Among the recommendations in the document, the auditors suggested DPS “document policies and procedures for the reviews of driver licenses and identification cards that its regional offices are required to perform,” and “ensure that its regional offices document the specific driver licenses and identification cards and type of driver licenses it reviewed each month and the results of those reviews.”

The 26-page audit also highlighted a “lack of effective oversight” over the process of issuing licenses and ID cards.

“The Driver License System also allows employees to complete a driver license and identification card transaction and issue a temporary driver license or identification card without uploading scans of all required documents,” the reviewers claimed.

In a statement, a DPS spokesperson said the driver license system is a “function and responsibility that is a top priority for DPS.”

“The department did not issue a license or identification card to any ineligible applicant,” DPS communications director Katherine Cesinger said. She said the department “agrees that oversight and review processes can be improved,” and DPS asked lawmakers for more resources to in order to accomplish that.

“I personally have confidence in our government agencies that they are going to do that,” John Suberbille, who spent Wednesday afternoon at a driver license office in central Texas.

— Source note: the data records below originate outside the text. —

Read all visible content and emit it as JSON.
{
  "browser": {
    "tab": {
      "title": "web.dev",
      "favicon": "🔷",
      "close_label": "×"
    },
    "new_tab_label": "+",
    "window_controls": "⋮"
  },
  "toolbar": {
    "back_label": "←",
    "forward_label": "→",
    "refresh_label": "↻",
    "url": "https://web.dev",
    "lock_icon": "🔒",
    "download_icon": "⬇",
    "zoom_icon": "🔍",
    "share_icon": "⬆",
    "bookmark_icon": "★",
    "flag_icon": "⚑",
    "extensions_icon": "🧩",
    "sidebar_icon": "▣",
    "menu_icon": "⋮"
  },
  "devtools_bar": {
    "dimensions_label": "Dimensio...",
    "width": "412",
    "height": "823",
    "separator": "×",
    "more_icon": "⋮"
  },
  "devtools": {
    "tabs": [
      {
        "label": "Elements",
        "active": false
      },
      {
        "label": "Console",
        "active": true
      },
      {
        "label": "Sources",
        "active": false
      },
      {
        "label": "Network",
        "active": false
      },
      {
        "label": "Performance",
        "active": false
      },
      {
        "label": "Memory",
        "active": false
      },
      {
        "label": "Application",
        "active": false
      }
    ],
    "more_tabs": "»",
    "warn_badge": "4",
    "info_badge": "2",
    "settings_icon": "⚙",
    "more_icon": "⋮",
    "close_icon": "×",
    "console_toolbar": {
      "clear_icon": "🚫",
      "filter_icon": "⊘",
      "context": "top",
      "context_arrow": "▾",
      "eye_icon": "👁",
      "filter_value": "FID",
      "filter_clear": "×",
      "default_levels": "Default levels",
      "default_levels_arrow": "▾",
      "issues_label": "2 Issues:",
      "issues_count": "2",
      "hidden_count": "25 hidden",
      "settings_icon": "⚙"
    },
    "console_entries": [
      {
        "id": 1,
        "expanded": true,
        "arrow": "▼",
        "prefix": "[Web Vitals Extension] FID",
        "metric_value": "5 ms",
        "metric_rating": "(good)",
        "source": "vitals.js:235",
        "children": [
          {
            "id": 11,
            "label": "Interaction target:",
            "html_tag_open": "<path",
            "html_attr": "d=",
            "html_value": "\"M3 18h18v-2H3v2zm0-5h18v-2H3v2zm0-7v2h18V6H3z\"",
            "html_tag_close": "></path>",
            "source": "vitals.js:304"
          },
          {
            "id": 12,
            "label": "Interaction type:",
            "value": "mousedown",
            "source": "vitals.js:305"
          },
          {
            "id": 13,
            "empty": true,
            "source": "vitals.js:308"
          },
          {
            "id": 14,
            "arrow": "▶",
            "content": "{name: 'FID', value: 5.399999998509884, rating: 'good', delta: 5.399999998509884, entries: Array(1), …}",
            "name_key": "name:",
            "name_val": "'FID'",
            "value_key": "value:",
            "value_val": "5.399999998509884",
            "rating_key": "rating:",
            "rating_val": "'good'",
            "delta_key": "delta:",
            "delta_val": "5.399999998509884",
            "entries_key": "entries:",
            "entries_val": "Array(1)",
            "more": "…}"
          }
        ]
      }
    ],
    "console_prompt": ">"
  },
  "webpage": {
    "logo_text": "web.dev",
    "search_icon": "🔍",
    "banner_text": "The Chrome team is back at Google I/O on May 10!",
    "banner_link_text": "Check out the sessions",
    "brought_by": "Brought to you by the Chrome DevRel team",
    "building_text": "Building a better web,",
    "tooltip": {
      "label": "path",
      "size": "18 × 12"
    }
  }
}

A report from the state’s Sunset Advisory Commission suggested the driver license operations transfer to the purview of the Texas Department of Motor Vehicles. The commission approved a third-party study to “perform an analysis and make recommendations on opportunity and challenges” of transferring the program. A report with the analysis and recommendations will be due by Sept. 1, 2020. The report that included the commission decisions also stated that if lawmakers do not fund the third-party analysis in the 86th Legislative Session, the driver license program “shall be transferred to TxDMV effective September 1, 2021.”

A spokesperson for TxDMV said agency leaders would “work diligently and cooperatively” with DPS “to ensure such an evaluation is provided” should lawmakers move forward with the study.

Benitez said he expected the DPS to follow through with making changes.

“If there is stuff that has been called out and needs to be done, then it definitely needs the spotlight,’ he explained.

The State Auditor’s Office posted the entire report and summary on its website.